  9. 9. Choice of invertebrate taxa for oral presentations, Dec 2 (Dr. Gross will do the stony corals) <ul><ul><li>Phylum Cnidaria, class Anthozoa, soft corals </li></ul></ul><ul><ul><li>Phylum Mollusca, class Gastropoda </li></ul></ul><ul><ul><li>Phylum Mollusca, class Bivalva </li></ul></ul><ul><ul><li>Phylum Annelida, class Polychaeta </li></ul></ul><ul><ul><li>Phylum Arthropoda (arthropods), class Crustacea, shrimps </li></ul></ul><ul><ul><li>Phylum Arthropoda (arthropods), class Crustacea, crabs </li></ul></ul><ul><ul><li>Phylum Echinodermata, classes Asteroidea, sea stars, Ophiuroidea, brittle stars, Echinoidea, sea urchins, sand dollars, and Holothuroidea, sea cucumbers </li></ul></ul>
  10. 10. Choice of fish groups for oral presentations, Dec 2 <ul><ul><li>Disk and oval-shaped fishes: butterflyfishes, angelfishes, and surgeonfishes </li></ul></ul><ul><ul><li>Silvery fishes: jacks, mackerals, needlefishes, barracudas, porgies, mojarras. </li></ul></ul><ul><ul><li>Fishes with sloping heads and tapered bodies: grunts and snappers </li></ul></ul><ul><ul><li>Small oval-shaped fishes: damselfishes, hamlets, sea basses </li></ul></ul><ul><ul><li>Fishes with heavy bodies and large lips: groupers, sea basses, basslets, soapfishes </li></ul></ul><ul><ul><li>Fishes with pectoral fins and obvious scales: parrotfishes, wrasses, hogfishes, razorfishes. </li></ul></ul><ul><ul><li>Reddish fish with big eyes: squirrelfishes, bigeyes, cardinalfishes. </li></ul></ul><ul><ul><li>Small, elongated bottom dwellers: gobies, blennies, jawfishes, dragonets </li></ul></ul><ul><ul><li>Odd-shaped bottom dwellers: flounders, batfishes, toadfishes, scorpionfishes. </li></ul></ul><ul><ul><li>Odd-shaped swimmers: puffers, boxfishes, triggerfishes, filefishes, drums, and croakers. </li></ul></ul><ul><ul><li>Eels: Morays, conger eels, snake eels </li></ul></ul><ul><ul><li>Sharks and rays: carpet sharks, hammerhead sharks, pointed-nose sharks, rays, and skates. </li></ul></ul>
  11. 11. Guide for content of 10-minute presentation on Dec 2 <ul><li>How your group of animals is different from other groups, in terms of biology, habitat, appearance, etc. </li></ul><ul><li>Major sub-categories (e.g. orders or families) within the group and how these differ from one another; photographs or drawings of typical members of each sub-group; ways to distinguish. </li></ul><ul><li>Habitats occupied </li></ul><ul><li>What they feeds on and how they feed </li></ul><ul><li>Interesting biological facts. </li></ul><ul><li>Please hand in a printout of your presentation.

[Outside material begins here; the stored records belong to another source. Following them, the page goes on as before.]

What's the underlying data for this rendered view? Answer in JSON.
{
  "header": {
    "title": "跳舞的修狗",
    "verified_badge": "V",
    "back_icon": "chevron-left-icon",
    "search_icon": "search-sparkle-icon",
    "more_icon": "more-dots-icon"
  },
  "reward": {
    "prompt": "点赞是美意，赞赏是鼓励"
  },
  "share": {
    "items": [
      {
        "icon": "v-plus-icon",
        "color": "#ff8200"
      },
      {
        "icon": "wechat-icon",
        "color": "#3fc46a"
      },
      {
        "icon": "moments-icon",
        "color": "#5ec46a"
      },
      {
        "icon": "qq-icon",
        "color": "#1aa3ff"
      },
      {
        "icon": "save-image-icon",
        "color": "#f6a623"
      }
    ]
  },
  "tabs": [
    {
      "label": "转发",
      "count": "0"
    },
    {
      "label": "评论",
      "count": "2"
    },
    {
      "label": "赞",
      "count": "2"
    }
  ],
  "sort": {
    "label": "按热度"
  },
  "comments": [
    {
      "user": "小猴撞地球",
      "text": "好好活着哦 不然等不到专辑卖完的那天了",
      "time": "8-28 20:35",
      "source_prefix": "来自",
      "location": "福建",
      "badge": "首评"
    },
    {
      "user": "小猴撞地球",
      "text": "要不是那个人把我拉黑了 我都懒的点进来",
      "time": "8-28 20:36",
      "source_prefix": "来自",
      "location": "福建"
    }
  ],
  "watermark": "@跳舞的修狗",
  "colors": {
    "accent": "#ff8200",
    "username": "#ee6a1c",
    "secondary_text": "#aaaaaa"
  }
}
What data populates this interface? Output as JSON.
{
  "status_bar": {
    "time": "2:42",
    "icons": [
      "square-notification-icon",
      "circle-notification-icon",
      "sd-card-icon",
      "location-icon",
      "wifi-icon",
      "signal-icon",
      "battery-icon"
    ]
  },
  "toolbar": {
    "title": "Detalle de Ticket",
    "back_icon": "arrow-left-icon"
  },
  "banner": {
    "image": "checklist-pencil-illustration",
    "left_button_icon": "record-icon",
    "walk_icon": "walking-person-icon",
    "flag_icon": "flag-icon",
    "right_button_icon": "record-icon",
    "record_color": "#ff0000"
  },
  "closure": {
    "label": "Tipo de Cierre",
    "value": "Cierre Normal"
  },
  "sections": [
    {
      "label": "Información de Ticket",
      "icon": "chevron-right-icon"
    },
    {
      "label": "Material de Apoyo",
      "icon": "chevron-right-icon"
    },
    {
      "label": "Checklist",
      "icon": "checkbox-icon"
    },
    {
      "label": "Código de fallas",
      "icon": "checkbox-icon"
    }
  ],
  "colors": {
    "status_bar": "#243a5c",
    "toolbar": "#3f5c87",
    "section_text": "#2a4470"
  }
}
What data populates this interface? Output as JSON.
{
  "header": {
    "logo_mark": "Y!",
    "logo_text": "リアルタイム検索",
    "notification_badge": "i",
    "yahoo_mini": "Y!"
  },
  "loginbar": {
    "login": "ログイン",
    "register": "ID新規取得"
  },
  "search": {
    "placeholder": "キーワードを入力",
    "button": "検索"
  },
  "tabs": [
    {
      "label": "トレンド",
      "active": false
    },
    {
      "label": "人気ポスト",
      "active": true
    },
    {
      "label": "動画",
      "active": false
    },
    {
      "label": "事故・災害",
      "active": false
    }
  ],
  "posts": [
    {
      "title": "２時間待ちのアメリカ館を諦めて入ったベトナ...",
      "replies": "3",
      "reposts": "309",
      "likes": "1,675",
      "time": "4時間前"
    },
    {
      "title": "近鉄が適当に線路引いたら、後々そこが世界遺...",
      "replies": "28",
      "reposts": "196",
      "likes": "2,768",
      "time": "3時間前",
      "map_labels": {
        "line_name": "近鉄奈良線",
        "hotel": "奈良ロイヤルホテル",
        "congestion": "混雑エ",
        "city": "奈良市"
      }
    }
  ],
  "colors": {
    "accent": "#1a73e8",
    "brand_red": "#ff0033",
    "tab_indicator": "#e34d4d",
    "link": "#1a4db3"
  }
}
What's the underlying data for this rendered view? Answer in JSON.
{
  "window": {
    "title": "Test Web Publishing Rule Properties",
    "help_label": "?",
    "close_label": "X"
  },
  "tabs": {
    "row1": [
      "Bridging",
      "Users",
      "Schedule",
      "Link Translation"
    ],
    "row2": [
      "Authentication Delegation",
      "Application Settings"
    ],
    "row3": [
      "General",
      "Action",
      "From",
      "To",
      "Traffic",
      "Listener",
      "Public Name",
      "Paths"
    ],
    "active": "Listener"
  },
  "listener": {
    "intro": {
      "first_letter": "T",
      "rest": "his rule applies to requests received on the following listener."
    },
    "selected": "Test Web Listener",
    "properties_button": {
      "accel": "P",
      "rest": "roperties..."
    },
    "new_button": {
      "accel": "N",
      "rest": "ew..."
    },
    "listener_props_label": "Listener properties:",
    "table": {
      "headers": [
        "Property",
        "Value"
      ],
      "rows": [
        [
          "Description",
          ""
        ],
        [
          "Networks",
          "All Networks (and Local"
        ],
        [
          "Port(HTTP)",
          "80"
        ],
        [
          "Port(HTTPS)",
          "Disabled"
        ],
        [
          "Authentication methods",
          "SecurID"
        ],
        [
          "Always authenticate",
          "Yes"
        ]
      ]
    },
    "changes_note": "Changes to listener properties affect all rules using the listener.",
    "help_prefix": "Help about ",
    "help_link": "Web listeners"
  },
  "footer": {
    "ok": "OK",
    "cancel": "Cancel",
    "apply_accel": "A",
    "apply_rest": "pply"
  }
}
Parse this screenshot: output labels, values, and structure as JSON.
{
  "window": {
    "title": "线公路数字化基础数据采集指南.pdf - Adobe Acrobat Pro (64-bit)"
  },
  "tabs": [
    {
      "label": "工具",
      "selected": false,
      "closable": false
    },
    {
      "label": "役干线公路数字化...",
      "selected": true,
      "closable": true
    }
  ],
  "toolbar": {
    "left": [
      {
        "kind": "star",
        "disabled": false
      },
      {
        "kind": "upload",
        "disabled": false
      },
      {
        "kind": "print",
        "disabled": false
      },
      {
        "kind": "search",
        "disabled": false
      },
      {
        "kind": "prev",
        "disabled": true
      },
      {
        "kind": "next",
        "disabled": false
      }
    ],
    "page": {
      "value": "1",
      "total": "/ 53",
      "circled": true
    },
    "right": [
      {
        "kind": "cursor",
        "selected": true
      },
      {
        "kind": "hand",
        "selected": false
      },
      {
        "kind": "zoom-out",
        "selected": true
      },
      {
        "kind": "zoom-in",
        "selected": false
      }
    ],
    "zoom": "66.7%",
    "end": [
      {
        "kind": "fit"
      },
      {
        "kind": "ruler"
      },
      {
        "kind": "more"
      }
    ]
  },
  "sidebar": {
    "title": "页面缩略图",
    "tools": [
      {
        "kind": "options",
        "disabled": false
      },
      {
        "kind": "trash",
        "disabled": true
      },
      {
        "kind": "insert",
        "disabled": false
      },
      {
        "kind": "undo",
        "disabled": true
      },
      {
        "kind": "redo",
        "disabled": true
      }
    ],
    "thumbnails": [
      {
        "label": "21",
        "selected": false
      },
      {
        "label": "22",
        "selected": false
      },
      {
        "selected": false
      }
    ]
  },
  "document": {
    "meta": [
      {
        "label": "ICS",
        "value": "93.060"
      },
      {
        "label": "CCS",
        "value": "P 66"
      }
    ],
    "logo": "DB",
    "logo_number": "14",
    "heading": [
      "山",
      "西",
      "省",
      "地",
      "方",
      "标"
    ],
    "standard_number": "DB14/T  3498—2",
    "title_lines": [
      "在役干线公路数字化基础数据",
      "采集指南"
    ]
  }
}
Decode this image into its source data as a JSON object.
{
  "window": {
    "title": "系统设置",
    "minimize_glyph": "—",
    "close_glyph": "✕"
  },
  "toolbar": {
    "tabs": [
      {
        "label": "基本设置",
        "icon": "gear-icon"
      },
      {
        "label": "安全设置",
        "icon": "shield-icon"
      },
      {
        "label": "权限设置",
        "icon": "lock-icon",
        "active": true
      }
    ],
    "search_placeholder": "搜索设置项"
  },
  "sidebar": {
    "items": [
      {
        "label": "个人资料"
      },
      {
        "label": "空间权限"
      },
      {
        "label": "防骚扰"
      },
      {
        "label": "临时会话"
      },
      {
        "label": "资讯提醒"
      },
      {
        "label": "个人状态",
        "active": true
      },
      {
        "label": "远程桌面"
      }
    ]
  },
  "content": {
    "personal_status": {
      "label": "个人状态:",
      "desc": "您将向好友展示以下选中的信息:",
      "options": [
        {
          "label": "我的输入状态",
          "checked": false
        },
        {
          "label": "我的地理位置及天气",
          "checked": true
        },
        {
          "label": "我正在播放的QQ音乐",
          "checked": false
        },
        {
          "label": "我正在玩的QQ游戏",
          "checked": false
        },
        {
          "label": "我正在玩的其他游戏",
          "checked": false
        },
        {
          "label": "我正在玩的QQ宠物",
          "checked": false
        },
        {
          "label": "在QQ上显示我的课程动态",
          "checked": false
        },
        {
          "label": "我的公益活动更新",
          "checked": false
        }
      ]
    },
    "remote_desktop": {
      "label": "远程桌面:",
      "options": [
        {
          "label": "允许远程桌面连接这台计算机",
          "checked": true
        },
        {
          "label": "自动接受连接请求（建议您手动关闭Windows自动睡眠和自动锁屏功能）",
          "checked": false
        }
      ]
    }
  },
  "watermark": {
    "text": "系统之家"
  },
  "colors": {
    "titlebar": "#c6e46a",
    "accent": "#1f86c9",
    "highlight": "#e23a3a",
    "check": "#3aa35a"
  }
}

This will count as 20% of your grade in the course. </li></ul>